The animals went in two by two
Wherever there are animals, there'll be animal keepers - zoos, research laboratories, canine daycare, pet shops, farms and so on. They look after cows, pigs, horses, mice or zebra fish by cleaning them out, feeding them and checking that they're healthy. Some animal keepers develop allergies as a result of all the regular contact they have with animals.
What are the risks?
Animal keepers risk becoming allergic to the animals they take care of all day, which can result in a runny nose, itchy eyes and breathing difficulties.
Handling animal feed can involve contact with mould, which can also cause allergies.
Prevention and avoidance
It's difficult to protect yourself from the risk of developing an allergy to animals, as they are part of the job. It's a good idea to try to ensure that the ventilation where you work is good. What's more, clean and tidy environments make it harder for mould to develop. Working on a well-tended farm may be a better option than looking after mice in a laboratory.

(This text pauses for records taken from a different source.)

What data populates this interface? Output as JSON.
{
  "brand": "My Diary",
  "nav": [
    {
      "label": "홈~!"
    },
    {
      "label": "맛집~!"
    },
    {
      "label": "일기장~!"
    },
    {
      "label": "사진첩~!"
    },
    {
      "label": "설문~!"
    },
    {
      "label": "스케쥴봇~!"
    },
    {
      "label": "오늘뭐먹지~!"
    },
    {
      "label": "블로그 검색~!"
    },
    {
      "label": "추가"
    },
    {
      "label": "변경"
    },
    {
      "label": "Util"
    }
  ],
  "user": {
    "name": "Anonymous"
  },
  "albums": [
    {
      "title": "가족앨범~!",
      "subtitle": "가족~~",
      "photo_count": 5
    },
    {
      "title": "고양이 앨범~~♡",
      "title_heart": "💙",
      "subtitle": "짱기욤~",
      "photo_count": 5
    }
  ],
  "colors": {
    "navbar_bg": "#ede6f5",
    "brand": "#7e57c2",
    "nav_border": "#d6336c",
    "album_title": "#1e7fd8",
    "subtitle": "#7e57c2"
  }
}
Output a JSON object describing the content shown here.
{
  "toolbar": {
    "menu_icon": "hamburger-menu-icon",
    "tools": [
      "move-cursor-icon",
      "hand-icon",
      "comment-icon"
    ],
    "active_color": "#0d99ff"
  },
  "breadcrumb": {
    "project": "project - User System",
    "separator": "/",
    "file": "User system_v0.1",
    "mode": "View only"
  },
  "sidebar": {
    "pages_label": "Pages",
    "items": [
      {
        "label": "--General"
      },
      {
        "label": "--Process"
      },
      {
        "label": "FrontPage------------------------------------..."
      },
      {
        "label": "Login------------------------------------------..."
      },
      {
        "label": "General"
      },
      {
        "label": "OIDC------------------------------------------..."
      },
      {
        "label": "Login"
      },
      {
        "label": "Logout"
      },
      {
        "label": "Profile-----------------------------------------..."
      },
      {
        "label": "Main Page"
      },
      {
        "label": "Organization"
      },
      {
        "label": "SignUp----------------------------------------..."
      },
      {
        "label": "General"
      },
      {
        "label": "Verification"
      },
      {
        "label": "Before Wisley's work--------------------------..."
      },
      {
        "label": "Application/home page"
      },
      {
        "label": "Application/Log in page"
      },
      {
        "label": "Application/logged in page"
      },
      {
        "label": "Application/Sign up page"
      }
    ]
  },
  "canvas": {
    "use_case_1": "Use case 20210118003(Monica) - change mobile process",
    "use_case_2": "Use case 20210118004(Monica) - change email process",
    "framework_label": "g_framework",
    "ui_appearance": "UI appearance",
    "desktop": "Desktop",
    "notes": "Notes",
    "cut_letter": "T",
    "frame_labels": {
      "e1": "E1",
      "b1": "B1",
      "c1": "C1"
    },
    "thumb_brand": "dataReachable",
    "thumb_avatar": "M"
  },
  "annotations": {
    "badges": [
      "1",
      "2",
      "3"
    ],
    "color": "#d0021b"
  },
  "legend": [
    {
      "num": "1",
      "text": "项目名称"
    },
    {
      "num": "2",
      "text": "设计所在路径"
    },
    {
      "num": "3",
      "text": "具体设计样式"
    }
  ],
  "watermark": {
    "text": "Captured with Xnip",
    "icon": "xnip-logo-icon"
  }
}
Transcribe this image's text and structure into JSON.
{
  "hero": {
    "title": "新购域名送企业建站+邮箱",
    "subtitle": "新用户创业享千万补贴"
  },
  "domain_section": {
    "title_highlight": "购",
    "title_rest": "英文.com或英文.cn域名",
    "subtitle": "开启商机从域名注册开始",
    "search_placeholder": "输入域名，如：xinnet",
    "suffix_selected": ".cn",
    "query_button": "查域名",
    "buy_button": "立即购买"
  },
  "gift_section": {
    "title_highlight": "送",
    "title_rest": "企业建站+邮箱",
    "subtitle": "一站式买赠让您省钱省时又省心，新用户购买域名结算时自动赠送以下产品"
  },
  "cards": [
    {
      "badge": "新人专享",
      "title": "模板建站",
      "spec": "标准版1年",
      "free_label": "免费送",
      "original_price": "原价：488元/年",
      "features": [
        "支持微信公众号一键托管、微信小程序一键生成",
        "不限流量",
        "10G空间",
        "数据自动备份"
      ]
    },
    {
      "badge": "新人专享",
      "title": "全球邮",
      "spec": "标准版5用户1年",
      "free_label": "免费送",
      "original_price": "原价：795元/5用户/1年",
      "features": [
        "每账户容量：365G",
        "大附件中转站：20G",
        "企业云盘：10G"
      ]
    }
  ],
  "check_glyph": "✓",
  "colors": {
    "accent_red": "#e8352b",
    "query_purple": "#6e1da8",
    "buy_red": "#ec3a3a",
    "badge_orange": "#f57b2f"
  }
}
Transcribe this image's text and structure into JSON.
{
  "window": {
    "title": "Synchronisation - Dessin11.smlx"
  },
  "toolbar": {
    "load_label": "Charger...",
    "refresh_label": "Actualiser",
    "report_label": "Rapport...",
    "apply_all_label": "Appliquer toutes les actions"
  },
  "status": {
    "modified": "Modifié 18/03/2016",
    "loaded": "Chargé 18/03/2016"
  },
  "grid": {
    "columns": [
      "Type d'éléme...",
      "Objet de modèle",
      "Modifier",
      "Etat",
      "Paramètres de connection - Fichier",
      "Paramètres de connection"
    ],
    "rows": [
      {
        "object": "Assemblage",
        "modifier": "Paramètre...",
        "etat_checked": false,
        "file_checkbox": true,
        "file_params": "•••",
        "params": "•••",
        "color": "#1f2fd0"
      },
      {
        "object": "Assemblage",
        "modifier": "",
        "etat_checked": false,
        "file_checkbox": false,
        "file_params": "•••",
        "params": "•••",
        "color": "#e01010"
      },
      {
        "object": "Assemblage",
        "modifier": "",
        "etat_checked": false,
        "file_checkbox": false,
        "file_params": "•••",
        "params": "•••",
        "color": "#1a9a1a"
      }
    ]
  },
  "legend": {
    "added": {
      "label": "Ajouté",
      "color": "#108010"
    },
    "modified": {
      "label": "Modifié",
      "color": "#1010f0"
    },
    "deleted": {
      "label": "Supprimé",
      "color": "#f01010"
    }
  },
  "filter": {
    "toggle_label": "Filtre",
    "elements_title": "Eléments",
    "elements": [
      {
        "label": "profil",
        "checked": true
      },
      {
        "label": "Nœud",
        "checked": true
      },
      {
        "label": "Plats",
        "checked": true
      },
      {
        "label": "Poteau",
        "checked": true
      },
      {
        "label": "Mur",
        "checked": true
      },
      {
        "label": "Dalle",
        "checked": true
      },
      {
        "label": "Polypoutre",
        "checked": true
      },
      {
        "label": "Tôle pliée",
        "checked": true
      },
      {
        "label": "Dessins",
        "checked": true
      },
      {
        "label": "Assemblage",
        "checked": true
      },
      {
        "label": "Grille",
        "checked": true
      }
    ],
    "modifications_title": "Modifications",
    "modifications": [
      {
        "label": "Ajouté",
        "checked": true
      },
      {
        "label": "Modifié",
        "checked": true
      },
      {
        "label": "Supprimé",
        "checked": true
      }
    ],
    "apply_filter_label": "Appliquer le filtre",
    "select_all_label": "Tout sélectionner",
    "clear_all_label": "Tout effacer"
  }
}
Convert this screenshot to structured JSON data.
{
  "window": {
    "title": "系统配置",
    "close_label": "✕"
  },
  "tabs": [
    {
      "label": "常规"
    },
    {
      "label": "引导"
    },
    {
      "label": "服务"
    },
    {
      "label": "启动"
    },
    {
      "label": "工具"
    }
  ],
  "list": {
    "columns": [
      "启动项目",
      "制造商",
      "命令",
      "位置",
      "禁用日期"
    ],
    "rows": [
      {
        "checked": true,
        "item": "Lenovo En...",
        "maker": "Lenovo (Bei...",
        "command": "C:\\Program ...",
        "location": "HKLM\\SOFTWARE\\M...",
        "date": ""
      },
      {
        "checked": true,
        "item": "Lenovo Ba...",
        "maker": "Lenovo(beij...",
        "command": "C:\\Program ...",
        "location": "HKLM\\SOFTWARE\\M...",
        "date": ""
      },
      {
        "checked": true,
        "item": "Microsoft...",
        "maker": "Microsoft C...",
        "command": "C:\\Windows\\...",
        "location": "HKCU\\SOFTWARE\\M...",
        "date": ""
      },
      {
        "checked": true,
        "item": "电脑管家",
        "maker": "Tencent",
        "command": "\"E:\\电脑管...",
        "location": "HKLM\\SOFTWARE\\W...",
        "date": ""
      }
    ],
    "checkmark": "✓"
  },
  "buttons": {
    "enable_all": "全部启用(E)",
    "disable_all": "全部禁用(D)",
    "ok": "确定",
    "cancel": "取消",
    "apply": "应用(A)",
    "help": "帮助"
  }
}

If you have asthma and/or eczema, it will be difficult for you to work as an animal keeper, as you will come into contact with substances that will aggravate your condition. If you had atopic eczema when you were little, you should be aware that you are more likely than others to develop allergies working as an animal keeper.
Want to know more?
If you have any questions or want to know more about asthma and eczema when working as a pool/leisure centre attendant, get in touch with your school nurse or careers adviser.